When I was nine, my mother divorced my birth father, and we moved into a communal home. My mother and I shared a small room, just off the kitchen where we shared a bunk bed.
Just like her mother before her, mine worked long hours, traveling by bus and train, so that she could keep me clothed, well-fed and attending a private school.
For years, my mother had kidney stones, a painful and often debilitating condition. She would often need to get injections for the pain and sometimes spend the night at the hospital.
Not once did I hear her complain. Once an episode was over, she would do her best Ella Fitzgerald impression; and start all over again.
She too made a trek, 8,000 miles due northwest to America, fighting for a better life for the two of us.
In her forties, she enrolled in school, honing her language and accounting skills, positioning herself for better opportunities.
She is a fighter.

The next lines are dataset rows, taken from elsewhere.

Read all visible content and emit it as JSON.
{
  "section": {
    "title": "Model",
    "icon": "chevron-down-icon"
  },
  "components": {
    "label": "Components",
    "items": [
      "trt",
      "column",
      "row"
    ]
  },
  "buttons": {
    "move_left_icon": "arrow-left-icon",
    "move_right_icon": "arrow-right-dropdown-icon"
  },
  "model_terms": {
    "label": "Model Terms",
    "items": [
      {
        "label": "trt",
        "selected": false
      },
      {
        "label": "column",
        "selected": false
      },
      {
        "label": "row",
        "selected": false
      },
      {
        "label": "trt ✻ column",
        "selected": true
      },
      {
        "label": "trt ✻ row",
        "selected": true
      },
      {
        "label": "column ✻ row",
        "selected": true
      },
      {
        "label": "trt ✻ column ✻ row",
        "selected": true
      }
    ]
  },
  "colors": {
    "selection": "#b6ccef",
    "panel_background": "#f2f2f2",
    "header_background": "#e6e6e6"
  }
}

I moved to the United States when I was fifteen, with a less-than-rudimentary knowledge of the language.
With education being so important for my family, I managed to cram a decade’s worth of knowledge into 3 months of studying; be accepted into one of the best high schools in the nation, and snag a scholarship to boot.
I was a member of the boys’ wrestling team.
I hit a heavy bag and I lifted weights.
I worked construction.
I manage an autoimmune disease and chronic pain without narcotics.
I earned a college degree in economics, politics and art history.
I’m a writer, a photographer, a professional chef and a coach.
I do these things, not because I have something to prove. I do them because the women before me fought hard to make sure I could.
I am a fighter.
Keka (like Becca, but with a K) Schermerhorn is a professional chef and lifelong athlete who believes in a holistic approach to fitness. As a child she took ballet classes; in high school she earned a spot on the boy’s wrestling team. She has coached kids and adults through high-ropes courses, taught infants to swim and was a certified lifeguard for the Special Olympics. Keka has always been enamored with movement. After college, Keka relied on ballet, boxing and kettlebells as a way to stay fit. When a CrossFit affiliate moved into her gym, she decided to give it a try, and quickly fell in love with the community. Her no-nonsense approach to health and fitness, keen eye for efficient movement and knack for strategy make her a valuable coach.
Keka has earned her Level 1, Level 2 and CrossFit Kids Certificates. She is responsible for the CrossFit Kids program at Reebok CrossFit 5th Ave and CrossFit Union Square in New York City.
She is also the Head Writer in the North East for the Reebok CrossFit Games, and a contributing writer for CrossFit Games, CrossFit Community, Greatist and Pretty Fit.
Photos by Jason Capracotta
Follow Keka on social media!